WEAR AND CARE GUIDE
Approximately 20% of your crawlers purchase
price is for undercarriage. More importantly,
nearly 50% of your maintenance costs will go
into maintaining it.
The information provided below is for
maintaining and getting the most out of your
undercarriage and tracks. It is not a repair
manual. This guide will show you what causes
wear and provides you with the best method to
maximize your production. By checking wear
patterns on key components often and
understanding the causes of wear, you will be
equipped to make the best maintenance decisions
What can cause wear?
An undercarriage works as a system. When a
machine is in motion, there will be normal
unavoidable wear. With good undercarriage
maintenance and operating techniques, the rate
of wear can be reduced.
Maintenance practices that can reduce wear are:
1. Track tension or
|2. Track Width
Correct tension on smaller
rubber track machines is about 3/4 to 1
Correct tension on larger rubber track machines
can be as much as 2.
Please refer to your owners manual for
Track tension and track sag affect wear.
The most important controllable factor in
undercarriage wear is correct track adjustment.
Correct track sag for all smaller mini excavator
rubber track units is 1 (+ or 1/4). Tight
tracks can increase wear up to 50%. On larger
rubber tracked crawlers in the range of 80
horsepower with 1/2 track sag results in 5,600
pounds of track chain tension when measured at
the track adjuster. The same machine with the
suggest track sag results in 800 pounds of track
chain tension when measured at the track
adjuster. A tight track magnifies the load and
puts more wear on the link and sprocket tooth
contact. Increased wear occurs at the track-link
to idler contact point and track-link to roller
contact points. More load means more wear on the
entire undercarriage system.
Also, a tight track requires more horsepower and
more fuel to do the job. Follow these steps to
adjust track tension:
|1. Move the machine forward,
|2. Let the machine roll to a

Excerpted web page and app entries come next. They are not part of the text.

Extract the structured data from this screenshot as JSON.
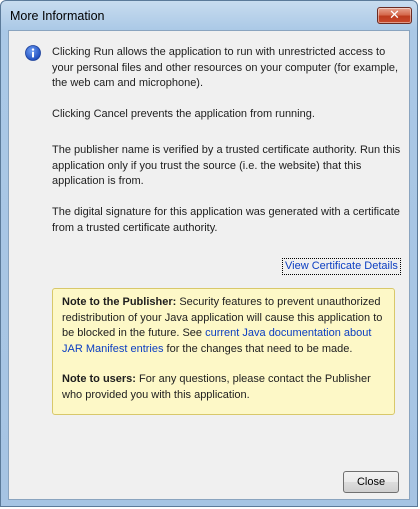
{
  "window": {
    "title": "More Information",
    "close_glyph": "✕"
  },
  "content": {
    "icon": "info-icon",
    "paragraphs": [
      "Clicking Run allows the application to run with unrestricted access to your personal files and other resources on your computer (for example, the web cam and microphone).",
      "Clicking Cancel prevents the application from running.",
      "The publisher name is verified by a trusted certificate authority. Run this application only if you trust the source (i.e. the website) that this application is from.",
      "The digital signature for this application was generated with a certificate from a trusted certificate authority."
    ],
    "view_certificate_link": "View Certificate Details"
  },
  "note": {
    "publisher_heading": "Note to the Publisher:",
    "publisher_text_1": " Security features to prevent unauthorized redistribution of your Java application will cause this application to be blocked in the future. See ",
    "publisher_link": "current Java documentation about JAR Manifest entries",
    "publisher_text_2": " for the changes that need to be made.",
    "users_heading": "Note to users:",
    "users_text": " For any questions, please contact the Publisher who provided you with this application."
  },
  "buttons": {
    "close_label": "Close"
  },
  "colors": {
    "link": "#0b3ec2",
    "note_background": "#fdf8c7",
    "note_border": "#d8c86a"
  }
}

|3. A track link must be centered
over the carrier roller.
|4. Put a straight edge over the
track from the carrier roller to the
|5. Measure the sag at the lowest
Track width makes a
Select the narrowest tracks possible for your
machine. The O.E.M. provided width track
provided for your machine has been chosen
because it optimizes that particular machines
performance. Make sure they give you the
floatation you need. Wide tracks used on hard
surfaces will put an increased load on the track
link system and can affect link retention in the
rubber track. A wider than necessary track also
increases stress and loads on the idlers,
rollers, and sprockets.
The wider the track and the harder the
under-track surface, the faster the track
treads, links, rollers, idlers, sprockets will